Lang has been at the building for 15 years. Prior to his occupancy, he said, there were two other fires there.
“The fireman who put the fire out said he was here the last time,” he said.
Lang was talking to insurance companies and cleanup crews Tuesday morning.
Inside the restaurant, burned ceiling tiles lay on the floor near the open kitchen. Some booths were damaged, and walls were blackened. But the eatery avoided major damage.
The fire comes nine months after an early-morning blaze destroyed two other popular San Luis Obispo eateries — Cabo San Luis and Kona’s Deli. Neither of those restaurants has reopened.
“We were really lucky,” Lang said. “Whoever called it in, they were the hero. Because it would have gone undetected.”
Lang said business at the restaurant, known for its spicy, New Orleans-style food and zydeco music, typically slows down this time of year.
“It’s a convenient time, actually,” he said.
The restaurant is most active during Mardi Gras, when Cajun cuisine is especially in demand.
Lang did lose his collection of antique hot sauces, which had been displayed near the ceiling, where the fire took hold.

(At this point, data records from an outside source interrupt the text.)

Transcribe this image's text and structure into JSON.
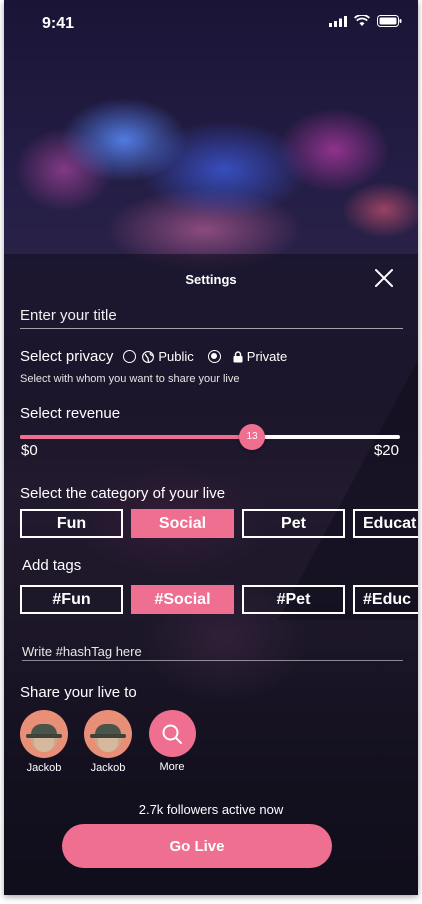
{
  "status_bar": {
    "time": "9:41"
  },
  "settings": {
    "title": "Settings",
    "title_placeholder": "Enter your title",
    "privacy": {
      "label": "Select privacy",
      "options": [
        {
          "label": "Public",
          "selected": false
        },
        {
          "label": "Private",
          "selected": true
        }
      ],
      "hint": "Select with whom you want to share your live"
    },
    "revenue": {
      "label": "Select revenue",
      "min_label": "$0",
      "max_label": "$20",
      "min": 0,
      "max": 20,
      "value": 13,
      "value_label": "13"
    },
    "category": {
      "label": "Select the category of your live",
      "chips": [
        {
          "label": "Fun",
          "active": false
        },
        {
          "label": "Social",
          "active": true
        },
        {
          "label": "Pet",
          "active": false
        },
        {
          "label": "Educat",
          "active": false
        }
      ]
    },
    "tags": {
      "label": "Add tags",
      "chips": [
        {
          "label": "#Fun",
          "active": false
        },
        {
          "label": "#Social",
          "active": true
        },
        {
          "label": "#Pet",
          "active": false
        },
        {
          "label": "#Educ",
          "active": false
        }
      ],
      "input_placeholder": "Write #hashTag here"
    },
    "share": {
      "label": "Share your live to",
      "contacts": [
        {
          "name": "Jackob"
        },
        {
          "name": "Jackob"
        }
      ],
      "more_label": "More"
    },
    "followers_text": "2.7k followers active now",
    "go_live_label": "Go Live"
  },
  "colors": {
    "accent": "#ee6f8f",
    "sheet": "#141022"
  }
}
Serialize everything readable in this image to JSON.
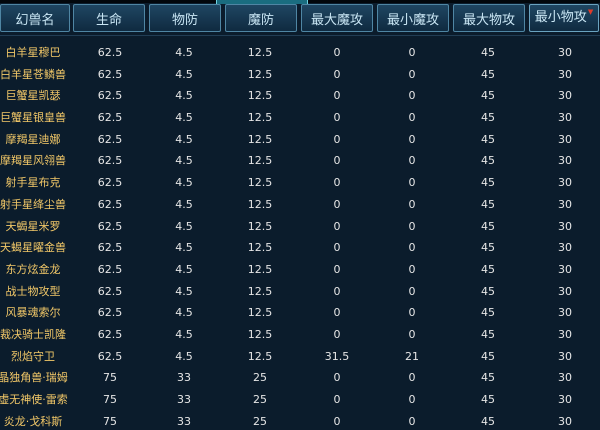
{
  "headers": [
    "幻兽名",
    "生命",
    "物防",
    "魔防",
    "最大魔攻",
    "最小魔攻",
    "最大物攻",
    "最小物攻"
  ],
  "sorted_column_marker": "▼",
  "rows": [
    [
      "白羊星穆巴",
      "62.5",
      "4.5",
      "12.5",
      "0",
      "0",
      "45",
      "30"
    ],
    [
      "白羊星苍鳞兽",
      "62.5",
      "4.5",
      "12.5",
      "0",
      "0",
      "45",
      "30"
    ],
    [
      "巨蟹星凯瑟",
      "62.5",
      "4.5",
      "12.5",
      "0",
      "0",
      "45",
      "30"
    ],
    [
      "巨蟹星银皇兽",
      "62.5",
      "4.5",
      "12.5",
      "0",
      "0",
      "45",
      "30"
    ],
    [
      "摩羯星迪娜",
      "62.5",
      "4.5",
      "12.5",
      "0",
      "0",
      "45",
      "30"
    ],
    [
      "摩羯星风翎兽",
      "62.5",
      "4.5",
      "12.5",
      "0",
      "0",
      "45",
      "30"
    ],
    [
      "射手星布克",
      "62.5",
      "4.5",
      "12.5",
      "0",
      "0",
      "45",
      "30"
    ],
    [
      "射手星绛尘兽",
      "62.5",
      "4.5",
      "12.5",
      "0",
      "0",
      "45",
      "30"
    ],
    [
      "天蝎星米罗",
      "62.5",
      "4.5",
      "12.5",
      "0",
      "0",
      "45",
      "30"
    ],
    [
      "天蝎星曜金兽",
      "62.5",
      "4.5",
      "12.5",
      "0",
      "0",
      "45",
      "30"
    ],
    [
      "东方炫金龙",
      "62.5",
      "4.5",
      "12.5",
      "0",
      "0",
      "45",
      "30"
    ],
    [
      "战士物攻型",
      "62.5",
      "4.5",
      "12.5",
      "0",
      "0",
      "45",
      "30"
    ],
    [
      "风暴魂索尔",
      "62.5",
      "4.5",
      "12.5",
      "0",
      "0",
      "45",
      "30"
    ],
    [
      "裁决骑士凯隆",
      "62.5",
      "4.5",
      "12.5",
      "0",
      "0",
      "45",
      "30"
    ],
    [
      "烈焰守卫",
      "62.5",
      "4.5",
      "12.5",
      "31.5",
      "21",
      "45",
      "30"
    ],
    [
      "晶独角兽·瑞姆",
      "75",
      "33",
      "25",
      "0",
      "0",
      "45",
      "30"
    ],
    [
      "虚无神使·雷索",
      "75",
      "33",
      "25",
      "0",
      "0",
      "45",
      "30"
    ],
    [
      "炎龙·戈科斯",
      "75",
      "33",
      "25",
      "0",
      "0",
      "45",
      "30"
    ]
  ],
  "colors": {
    "background": "#0b1c2c",
    "name_text": "#f2c868",
    "value_text": "#e6e6e6",
    "header_text": "#c9e6f4",
    "header_border": "#4f86a4",
    "sort_arrow": "#e03a2a"
  }
}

Several old Polaroid photos of customers also melted, and some pictures and frames were ruined. But the restaurant’s dancing pig statue, covered in Mardi Gras beads, somehow survived.
“It was right where all the action was,” Lang said. “When they were putting the fire out, I said, ‘Can I just move the pig?’ ”

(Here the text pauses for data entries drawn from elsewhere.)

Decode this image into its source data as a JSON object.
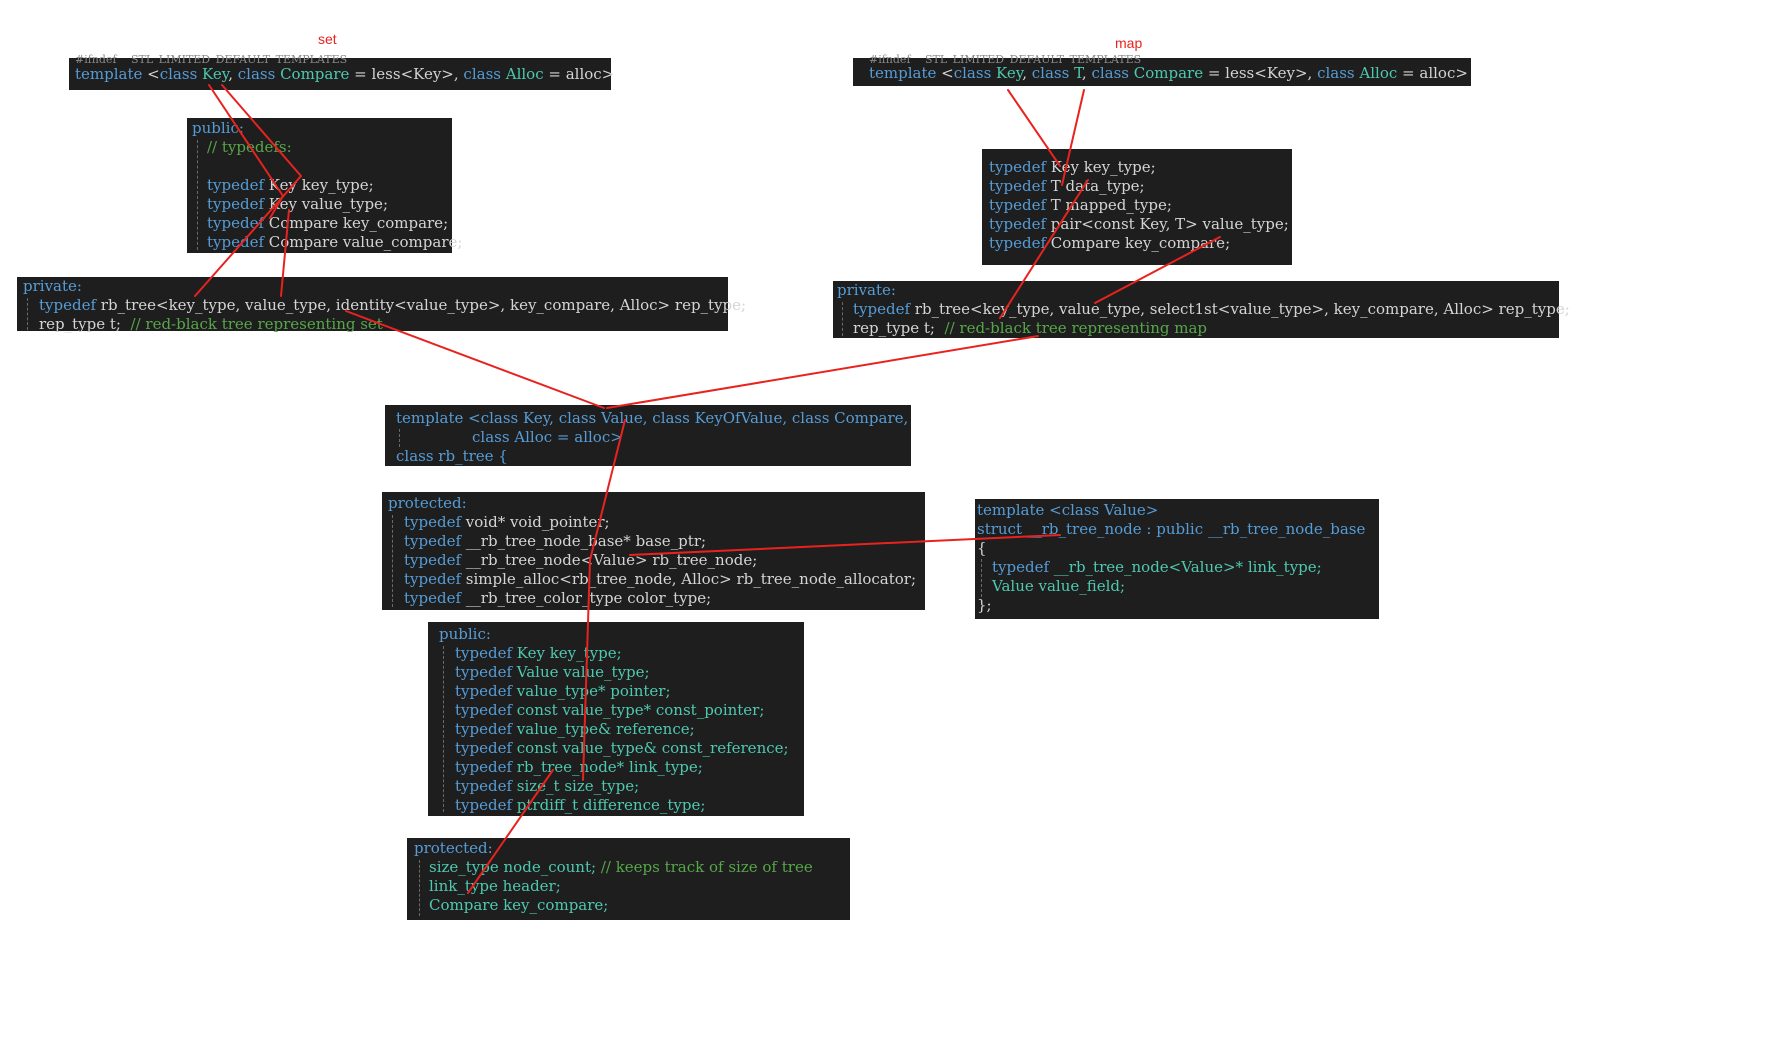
{
  "labels": {
    "set": "set",
    "map": "map"
  },
  "set_template": {
    "kw1": "template",
    "p1": " <",
    "kw2": "class",
    "t1": " Key",
    "p2": ", ",
    "kw3": "class",
    "t2": " Compare",
    "p3": " = less<Key>, ",
    "kw4": "class",
    "t3": " Alloc",
    "p4": " = alloc>"
  },
  "set_public": {
    "header": "public:",
    "comment": "// typedefs:",
    "lines": [
      {
        "kw": "typedef",
        "rest": " Key key_type;"
      },
      {
        "kw": "typedef",
        "rest": " Key value_type;"
      },
      {
        "kw": "typedef",
        "rest": " Compare key_compare;"
      },
      {
        "kw": "typedef",
        "rest": " Compare value_compare;"
      }
    ]
  },
  "set_private": {
    "header": "private:",
    "line1_kw": "typedef",
    "line1_rest": " rb_tree<key_type, value_type, identity<value_type>, key_compare, Alloc> rep_type;",
    "line2_code": "rep_type t;",
    "line2_comment": "// red-black tree representing set"
  },
  "map_template": {
    "kw1": "template",
    "p1": " <",
    "kw2": "class",
    "t1": " Key",
    "p2": ", ",
    "kw3": "class",
    "t2": " T",
    "p3": ", ",
    "kw4": "class",
    "t3": " Compare",
    "p4": " = less<Key>, ",
    "kw5": "class",
    "t4": " Alloc",
    "p5": " = alloc>"
  },
  "map_typedefs": [
    {
      "kw": "typedef",
      "rest": " Key key_type;"
    },
    {
      "kw": "typedef",
      "rest": " T data_type;"
    },
    {
      "kw": "typedef",
      "rest": " T mapped_type;"
    },
    {
      "kw": "typedef",
      "rest": " pair<const Key, T> value_type;"
    },
    {
      "kw": "typedef",
      "rest": " Compare key_compare;"
    }
  ],
  "map_private": {
    "header": "private:",
    "line1_kw": "typedef",
    "line1_rest": " rb_tree<key_type, value_type, select1st<value_type>, key_compare, Alloc> rep_type;",
    "line2_code": "rep_type t;",
    "line2_comment": "// red-black tree representing map"
  },
  "rb_template": {
    "line1": "template <class Key, class Value, class KeyOfValue, class Compare,",
    "line2": "class Alloc = alloc>",
    "line3": "class rb_tree {"
  },
  "rb_protected": {
    "header": "protected:",
    "lines": [
      {
        "kw": "typedef",
        "rest": " void* void_pointer;"
      },
      {
        "kw": "typedef",
        "rest": " __rb_tree_node_base* base_ptr;"
      },
      {
        "kw": "typedef",
        "rest": " __rb_tree_node<Value> rb_tree_node;"
      },
      {
        "kw": "typedef",
        "rest": " simple_alloc<rb_tree_node, Alloc> rb_tree_node_allocator;"
      },
      {
        "kw": "typedef",
        "rest": " __rb_tree_color_type color_type;"
      }
    ]
  },
  "rb_public": {
    "header": "public:",
    "lines": [
      {
        "kw": "typedef",
        "rest": " Key key_type;"
      },
      {
        "kw": "typedef",
        "rest": " Value value_type;"
      },
      {
        "kw": "typedef",
        "rest": " value_type* pointer;"
      },
      {
        "kw": "typedef",
        "rest": " const value_type* const_pointer;"
      },
      {
        "kw": "typedef",
        "rest": " value_type& reference;"
      },
      {
        "kw": "typedef",
        "rest": " const value_type& const_reference;"
      },
      {
        "kw": "typedef",
        "rest": " rb_tree_node* link_type;"
      },
      {
        "kw": "typedef",
        "rest": " size_t size_type;"
      },
      {
        "kw": "typedef",
        "rest": " ptrdiff_t difference_type;"
      }
    ]
  },
  "rb_members": {
    "header": "protected:",
    "line1_code": "size_type node_count;",
    "line1_comment": "// keeps track of size of tree",
    "line2": "link_type header;",
    "line3": "Compare key_compare;"
  },
  "node_struct": {
    "line1": "template <class Value>",
    "line2": "struct __rb_tree_node : public __rb_tree_node_base",
    "line3": "{",
    "line4_kw": "typedef",
    "line4_rest": " __rb_tree_node<Value>* link_type;",
    "line5": "Value value_field;",
    "line6": "};"
  },
  "colors": {
    "line": "#e8231f",
    "background": "#1e1e1e",
    "keyword": "#569cd6",
    "type": "#4ec9b0",
    "comment": "#57a64a",
    "text": "#d4d4d4"
  }
}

— Patrick S. Pemberton
Morro Bay 4th, a nonprofit organization that raises money for Independence Day fireworks and festivities in the city, has chosen new officers: Dan Podesto, president; Chris Christensen, vice president; Susan Craig, secretary; Eileen Dennis, treasurer; and Jeff Eckles, past president.
The nonprofit was formed, with the assistance of the Morro Bay Chamber of Commerce, when community members voiced dissatisfaction at the chamber’s implementation of a laser show instead of fireworks for the city in 2009.
The group raised more than $30,000 for fireworks and a family fun day last July 4 and has begun fundraising for the 2011 celebration.
Board members for the group are: Christine Johnson, Neil Farrell, Bill Peirce, Leah Cowley, Trina Dougherty, Joe Eckles, Peter Behmann, Phil Kispersky and Chanel Channing.
The group’s committee members include: Alyce Thorpe, Kory and Taryn Robertson, Sharon Smith, Len and Midge Gentieu, and Dave and Sherry Woods. To volunteer, e-mail Podesto at firstname.lastname@example.org.
— Julia Hickey